:: Problem statement ::
Copy out each line of the listing below in which the string "this" occurs.

:: Data to use ::
_ _ _ _ _

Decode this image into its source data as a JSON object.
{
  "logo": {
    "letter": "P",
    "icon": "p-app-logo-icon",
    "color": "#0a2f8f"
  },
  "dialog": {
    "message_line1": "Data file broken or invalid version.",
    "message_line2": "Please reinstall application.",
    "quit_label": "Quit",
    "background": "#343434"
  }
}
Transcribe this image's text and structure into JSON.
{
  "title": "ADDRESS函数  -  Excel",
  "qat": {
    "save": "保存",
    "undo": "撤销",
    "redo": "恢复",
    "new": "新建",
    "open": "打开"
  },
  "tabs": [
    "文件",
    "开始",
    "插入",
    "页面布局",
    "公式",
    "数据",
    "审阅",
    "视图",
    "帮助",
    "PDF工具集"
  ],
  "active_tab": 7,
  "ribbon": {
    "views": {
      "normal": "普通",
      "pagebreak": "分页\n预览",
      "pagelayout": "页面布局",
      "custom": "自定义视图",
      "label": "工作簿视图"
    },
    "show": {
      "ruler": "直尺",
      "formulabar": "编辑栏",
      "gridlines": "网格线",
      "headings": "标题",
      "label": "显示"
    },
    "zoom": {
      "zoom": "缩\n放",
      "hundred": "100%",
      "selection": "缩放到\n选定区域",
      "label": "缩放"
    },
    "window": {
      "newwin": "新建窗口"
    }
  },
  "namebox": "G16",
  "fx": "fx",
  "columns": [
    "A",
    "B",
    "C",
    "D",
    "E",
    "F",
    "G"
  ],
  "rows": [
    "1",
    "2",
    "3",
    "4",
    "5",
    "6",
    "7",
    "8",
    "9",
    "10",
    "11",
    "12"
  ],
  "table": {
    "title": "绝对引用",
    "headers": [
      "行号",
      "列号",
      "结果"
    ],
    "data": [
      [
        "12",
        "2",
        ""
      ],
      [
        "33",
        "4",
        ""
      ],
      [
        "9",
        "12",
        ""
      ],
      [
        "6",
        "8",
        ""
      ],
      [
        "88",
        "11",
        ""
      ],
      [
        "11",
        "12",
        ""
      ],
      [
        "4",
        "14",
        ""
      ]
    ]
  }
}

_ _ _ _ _

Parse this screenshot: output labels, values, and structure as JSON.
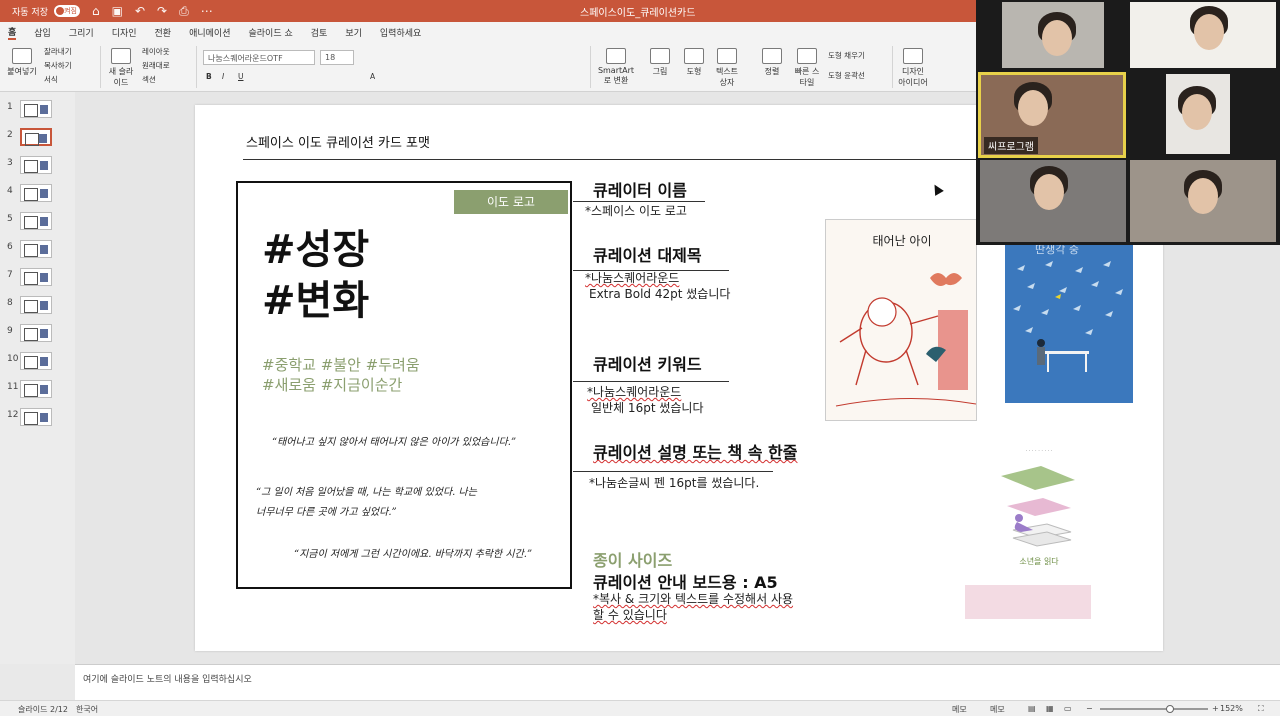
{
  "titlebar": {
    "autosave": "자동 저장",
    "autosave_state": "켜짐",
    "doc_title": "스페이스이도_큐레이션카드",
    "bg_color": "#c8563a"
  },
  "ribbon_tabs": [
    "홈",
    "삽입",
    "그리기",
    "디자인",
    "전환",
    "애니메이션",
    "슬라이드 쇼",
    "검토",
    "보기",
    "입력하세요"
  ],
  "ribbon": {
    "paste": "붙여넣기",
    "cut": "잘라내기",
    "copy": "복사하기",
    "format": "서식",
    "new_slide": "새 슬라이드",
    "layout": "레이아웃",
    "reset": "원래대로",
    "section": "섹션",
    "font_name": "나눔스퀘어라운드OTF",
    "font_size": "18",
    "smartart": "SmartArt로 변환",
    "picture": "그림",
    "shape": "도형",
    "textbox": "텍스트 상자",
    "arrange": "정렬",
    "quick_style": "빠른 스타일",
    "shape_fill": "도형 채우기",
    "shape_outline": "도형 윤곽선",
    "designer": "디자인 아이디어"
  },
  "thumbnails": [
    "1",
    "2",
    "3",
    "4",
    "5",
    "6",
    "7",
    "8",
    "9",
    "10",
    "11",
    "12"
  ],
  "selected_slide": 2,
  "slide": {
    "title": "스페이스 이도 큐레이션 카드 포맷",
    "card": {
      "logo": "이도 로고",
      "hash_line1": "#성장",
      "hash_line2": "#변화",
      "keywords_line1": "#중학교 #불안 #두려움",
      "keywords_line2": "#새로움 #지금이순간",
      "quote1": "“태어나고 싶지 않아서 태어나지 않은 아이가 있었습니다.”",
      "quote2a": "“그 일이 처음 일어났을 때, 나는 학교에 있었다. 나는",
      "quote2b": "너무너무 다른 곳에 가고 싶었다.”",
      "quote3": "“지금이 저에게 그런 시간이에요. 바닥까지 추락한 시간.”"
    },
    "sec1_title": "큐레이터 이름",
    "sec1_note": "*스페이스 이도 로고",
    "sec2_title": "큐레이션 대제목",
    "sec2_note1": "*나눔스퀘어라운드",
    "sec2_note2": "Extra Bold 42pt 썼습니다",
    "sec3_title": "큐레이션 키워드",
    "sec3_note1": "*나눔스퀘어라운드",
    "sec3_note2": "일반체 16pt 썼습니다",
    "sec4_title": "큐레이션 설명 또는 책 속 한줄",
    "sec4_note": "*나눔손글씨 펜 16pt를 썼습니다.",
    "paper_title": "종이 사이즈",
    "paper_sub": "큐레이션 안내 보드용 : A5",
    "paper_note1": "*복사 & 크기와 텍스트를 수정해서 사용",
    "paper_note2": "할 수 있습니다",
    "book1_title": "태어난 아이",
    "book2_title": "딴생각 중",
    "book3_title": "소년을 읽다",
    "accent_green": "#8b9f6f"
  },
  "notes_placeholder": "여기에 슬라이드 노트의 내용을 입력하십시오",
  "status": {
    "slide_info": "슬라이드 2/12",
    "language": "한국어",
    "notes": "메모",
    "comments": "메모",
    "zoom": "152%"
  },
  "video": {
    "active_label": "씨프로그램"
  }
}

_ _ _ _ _

:: Exercise result ::
Decode this image into its source data as a JSON object.
Transcribe this image's text and structure into JSON.
Parse this screenshot: output labels, values, and structure as JSON.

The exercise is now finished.